BEGIN Data under study

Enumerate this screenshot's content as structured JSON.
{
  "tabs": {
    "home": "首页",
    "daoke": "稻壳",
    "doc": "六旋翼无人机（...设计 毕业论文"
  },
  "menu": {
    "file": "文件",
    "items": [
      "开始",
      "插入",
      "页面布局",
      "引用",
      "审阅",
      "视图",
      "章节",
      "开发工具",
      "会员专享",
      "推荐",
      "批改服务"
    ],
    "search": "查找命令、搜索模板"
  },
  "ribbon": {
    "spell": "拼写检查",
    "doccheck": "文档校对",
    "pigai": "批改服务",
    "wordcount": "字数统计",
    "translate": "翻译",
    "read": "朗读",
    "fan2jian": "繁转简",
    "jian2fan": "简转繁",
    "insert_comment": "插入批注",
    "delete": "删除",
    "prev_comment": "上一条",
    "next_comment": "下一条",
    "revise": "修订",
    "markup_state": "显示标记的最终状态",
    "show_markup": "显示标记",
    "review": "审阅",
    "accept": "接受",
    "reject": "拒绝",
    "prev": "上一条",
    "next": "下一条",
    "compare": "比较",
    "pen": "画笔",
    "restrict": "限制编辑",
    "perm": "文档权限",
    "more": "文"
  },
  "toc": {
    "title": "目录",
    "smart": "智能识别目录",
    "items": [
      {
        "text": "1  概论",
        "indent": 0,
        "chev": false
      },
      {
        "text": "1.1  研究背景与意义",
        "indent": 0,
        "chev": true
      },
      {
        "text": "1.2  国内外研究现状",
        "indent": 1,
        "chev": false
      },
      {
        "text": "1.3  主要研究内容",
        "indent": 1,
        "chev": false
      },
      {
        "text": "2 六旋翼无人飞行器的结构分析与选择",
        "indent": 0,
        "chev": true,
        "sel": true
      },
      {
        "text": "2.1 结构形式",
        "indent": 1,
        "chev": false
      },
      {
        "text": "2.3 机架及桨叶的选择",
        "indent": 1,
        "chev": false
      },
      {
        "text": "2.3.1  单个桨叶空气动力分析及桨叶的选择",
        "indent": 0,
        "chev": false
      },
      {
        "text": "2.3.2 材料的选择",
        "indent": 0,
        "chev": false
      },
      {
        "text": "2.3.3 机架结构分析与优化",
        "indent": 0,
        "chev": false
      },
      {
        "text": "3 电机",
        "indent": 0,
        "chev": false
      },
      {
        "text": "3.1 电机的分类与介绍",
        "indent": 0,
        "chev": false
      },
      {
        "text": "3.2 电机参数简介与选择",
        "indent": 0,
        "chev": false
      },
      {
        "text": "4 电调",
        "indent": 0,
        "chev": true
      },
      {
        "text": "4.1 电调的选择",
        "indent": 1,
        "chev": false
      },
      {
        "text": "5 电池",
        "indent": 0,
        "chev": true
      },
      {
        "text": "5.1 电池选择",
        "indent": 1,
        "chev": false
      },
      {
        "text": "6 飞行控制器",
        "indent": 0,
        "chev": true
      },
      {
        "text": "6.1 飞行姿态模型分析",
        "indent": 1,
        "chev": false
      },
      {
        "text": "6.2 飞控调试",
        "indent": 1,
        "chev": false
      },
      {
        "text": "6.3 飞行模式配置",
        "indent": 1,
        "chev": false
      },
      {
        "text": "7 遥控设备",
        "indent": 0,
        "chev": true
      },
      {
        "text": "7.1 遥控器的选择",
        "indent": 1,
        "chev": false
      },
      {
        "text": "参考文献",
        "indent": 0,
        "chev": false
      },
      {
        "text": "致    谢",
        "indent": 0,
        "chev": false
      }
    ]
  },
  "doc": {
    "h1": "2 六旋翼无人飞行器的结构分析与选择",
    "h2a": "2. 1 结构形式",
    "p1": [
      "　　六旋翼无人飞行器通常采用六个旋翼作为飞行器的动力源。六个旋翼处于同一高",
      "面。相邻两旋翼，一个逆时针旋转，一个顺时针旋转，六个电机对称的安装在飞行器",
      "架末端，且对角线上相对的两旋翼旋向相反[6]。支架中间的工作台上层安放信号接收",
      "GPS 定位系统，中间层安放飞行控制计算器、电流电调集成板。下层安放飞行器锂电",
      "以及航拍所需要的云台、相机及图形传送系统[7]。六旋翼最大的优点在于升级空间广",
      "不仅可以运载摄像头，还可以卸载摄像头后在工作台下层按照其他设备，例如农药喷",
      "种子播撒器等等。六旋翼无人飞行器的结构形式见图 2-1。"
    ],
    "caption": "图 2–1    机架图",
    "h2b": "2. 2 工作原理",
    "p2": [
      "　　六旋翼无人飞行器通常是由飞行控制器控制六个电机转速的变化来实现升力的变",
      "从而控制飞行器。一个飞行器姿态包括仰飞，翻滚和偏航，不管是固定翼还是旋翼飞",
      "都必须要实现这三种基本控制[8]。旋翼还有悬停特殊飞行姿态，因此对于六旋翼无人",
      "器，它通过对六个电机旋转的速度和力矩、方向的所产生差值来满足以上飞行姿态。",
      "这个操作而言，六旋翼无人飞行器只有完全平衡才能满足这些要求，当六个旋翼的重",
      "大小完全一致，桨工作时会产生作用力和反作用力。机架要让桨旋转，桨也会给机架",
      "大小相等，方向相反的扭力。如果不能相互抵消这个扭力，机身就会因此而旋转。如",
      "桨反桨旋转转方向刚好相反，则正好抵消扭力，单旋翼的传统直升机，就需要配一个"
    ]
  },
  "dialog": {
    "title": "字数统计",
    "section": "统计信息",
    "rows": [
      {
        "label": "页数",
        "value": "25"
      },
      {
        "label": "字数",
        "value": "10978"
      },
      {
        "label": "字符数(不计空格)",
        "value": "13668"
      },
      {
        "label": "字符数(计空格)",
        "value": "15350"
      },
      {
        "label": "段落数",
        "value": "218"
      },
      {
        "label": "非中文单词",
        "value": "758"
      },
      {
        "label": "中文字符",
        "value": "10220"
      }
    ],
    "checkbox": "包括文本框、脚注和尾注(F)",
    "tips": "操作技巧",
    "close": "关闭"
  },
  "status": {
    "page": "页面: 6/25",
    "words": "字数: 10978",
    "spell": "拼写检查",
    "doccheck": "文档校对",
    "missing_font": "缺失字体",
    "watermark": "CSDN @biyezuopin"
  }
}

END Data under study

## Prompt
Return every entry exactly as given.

## Solved exercise
Enumerate this screenshot's content as structured JSON.
{
  "tabs": {
    "home": "首页",
    "daoke": "稻壳",
    "doc": "六旋翼无人机（...设计 毕业论文"
  },
  "menu": {
    "file": "文件",
    "items": [
      "开始",
      "插入",
      "页面布局",
      "引用",
      "审阅",
      "视图",
      "章节",
      "开发工具",
      "会员专享",
      "推荐",
      "批改服务"
    ],
    "search": "查找命令、搜索模板"
  },
  "ribbon": {
    "spell": "拼写检查",
    "doccheck": "文档校对",
    "pigai": "批改服务",
    "wordcount": "字数统计",
    "translate": "翻译",
    "read": "朗读",
    "fan2jian": "繁转简",
    "jian2fan": "简转繁",
    "insert_comment": "插入批注",
    "delete": "删除",
    "prev_comment": "上一条",
    "next_comment": "下一条",
    "revise": "修订",
    "markup_state": "显示标记的最终状态",
    "show_markup": "显示标记",
    "review": "审阅",
    "accept": "接受",
    "reject": "拒绝",
    "prev": "上一条",
    "next": "下一条",
    "compare": "比较",
    "pen": "画笔",
    "restrict": "限制编辑",
    "perm": "文档权限",
    "more": "文"
  },
  "toc": {
    "title": "目录",
    "smart": "智能识别目录",
    "items": [
      {
        "text": "1  概论",
        "indent": 0,
        "chev": false
      },
      {
        "text": "1.1  研究背景与意义",
        "indent": 0,
        "chev": true
      },
      {
        "text": "1.2  国内外研究现状",
        "indent": 1,
        "chev": false
      },
      {
        "text": "1.3  主要研究内容",
        "indent": 1,
        "chev": false
      },
      {
        "text": "2 六旋翼无人飞行器的结构分析与选择",
        "indent": 0,
        "chev": true,
        "sel": true
      },
      {
        "text": "2.1 结构形式",
        "indent": 1,
        "chev": false
      },
      {
        "text": "2.3 机架及桨叶的选择",
        "indent": 1,
        "chev": false
      },
      {
        "text": "2.3.1  单个桨叶空气动力分析及桨叶的选择",
        "indent": 0,
        "chev": false
      },
      {
        "text": "2.3.2 材料的选择",
        "indent": 0,
        "chev": false
      },
      {
        "text": "2.3.3 机架结构分析与优化",
        "indent": 0,
        "chev": false
      },
      {
        "text": "3 电机",
        "indent": 0,
        "chev": false
      },
      {
        "text": "3.1 电机的分类与介绍",
        "indent": 0,
        "chev": false
      },
      {
        "text": "3.2 电机参数简介与选择",
        "indent": 0,
        "chev": false
      },
      {
        "text": "4 电调",
        "indent": 0,
        "chev": true
      },
      {
        "text": "4.1 电调的选择",
        "indent": 1,
        "chev": false
      },
      {
        "text": "5 电池",
        "indent": 0,
        "chev": true
      },
      {
        "text": "5.1 电池选择",
        "indent": 1,
        "chev": false
      },
      {
        "text": "6 飞行控制器",
        "indent": 0,
        "chev": true
      },
      {
        "text": "6.1 飞行姿态模型分析",
        "indent": 1,
        "chev": false
      },
      {
        "text": "6.2 飞控调试",
        "indent": 1,
        "chev": false
      },
      {
        "text": "6.3 飞行模式配置",
        "indent": 1,
        "chev": false
      },
      {
        "text": "7 遥控设备",
        "indent": 0,
        "chev": true
      },
      {
        "text": "7.1 遥控器的选择",
        "indent": 1,
        "chev": false
      },
      {
        "text": "参考文献",
        "indent": 0,
        "chev": false
      },
      {
        "text": "致    谢",
        "indent": 0,
        "chev": false
      }
    ]
  },
  "doc": {
    "h1": "2 六旋翼无人飞行器的结构分析与选择",
    "h2a": "2. 1 结构形式",
    "p1": [
      "　　六旋翼无人飞行器通常采用六个旋翼作为飞行器的动力源。六个旋翼处于同一高",
      "面。相邻两旋翼，一个逆时针旋转，一个顺时针旋转，六个电机对称的安装在飞行器",
      "架末端，且对角线上相对的两旋翼旋向相反[6]。支架中间的工作台上层安放信号接收",
      "GPS 定位系统，中间层安放飞行控制计算器、电流电调集成板。下层安放飞行器锂电",
      "以及航拍所需要的云台、相机及图形传送系统[7]。六旋翼最大的优点在于升级空间广",
      "不仅可以运载摄像头，还可以卸载摄像头后在工作台下层按照其他设备，例如农药喷",
      "种子播撒器等等。六旋翼无人飞行器的结构形式见图 2-1。"
    ],
    "caption": "图 2–1    机架图",
    "h2b": "2. 2 工作原理",
    "p2": [
      "　　六旋翼无人飞行器通常是由飞行控制器控制六个电机转速的变化来实现升力的变",
      "从而控制飞行器。一个飞行器姿态包括仰飞，翻滚和偏航，不管是固定翼还是旋翼飞",
      "都必须要实现这三种基本控制[8]。旋翼还有悬停特殊飞行姿态，因此对于六旋翼无人",
      "器，它通过对六个电机旋转的速度和力矩、方向的所产生差值来满足以上飞行姿态。",
      "这个操作而言，六旋翼无人飞行器只有完全平衡才能满足这些要求，当六个旋翼的重",
      "大小完全一致，桨工作时会产生作用力和反作用力。机架要让桨旋转，桨也会给机架",
      "大小相等，方向相反的扭力。如果不能相互抵消这个扭力，机身就会因此而旋转。如",
      "桨反桨旋转转方向刚好相反，则正好抵消扭力，单旋翼的传统直升机，就需要配一个"
    ]
  },
  "dialog": {
    "title": "字数统计",
    "section": "统计信息",
    "rows": [
      {
        "label": "页数",
        "value": "25"
      },
      {
        "label": "字数",
        "value": "10978"
      },
      {
        "label": "字符数(不计空格)",
        "value": "13668"
      },
      {
        "label": "字符数(计空格)",
        "value": "15350"
      },
      {
        "label": "段落数",
        "value": "218"
      },
      {
        "label": "非中文单词",
        "value": "758"
      },
      {
        "label": "中文字符",
        "value": "10220"
      }
    ],
    "checkbox": "包括文本框、脚注和尾注(F)",
    "tips": "操作技巧",
    "close": "关闭"
  },
  "status": {
    "page": "页面: 6/25",
    "words": "字数: 10978",
    "spell": "拼写检查",
    "doccheck": "文档校对",
    "missing_font": "缺失字体",
    "watermark": "CSDN @biyezuopin"
  }
}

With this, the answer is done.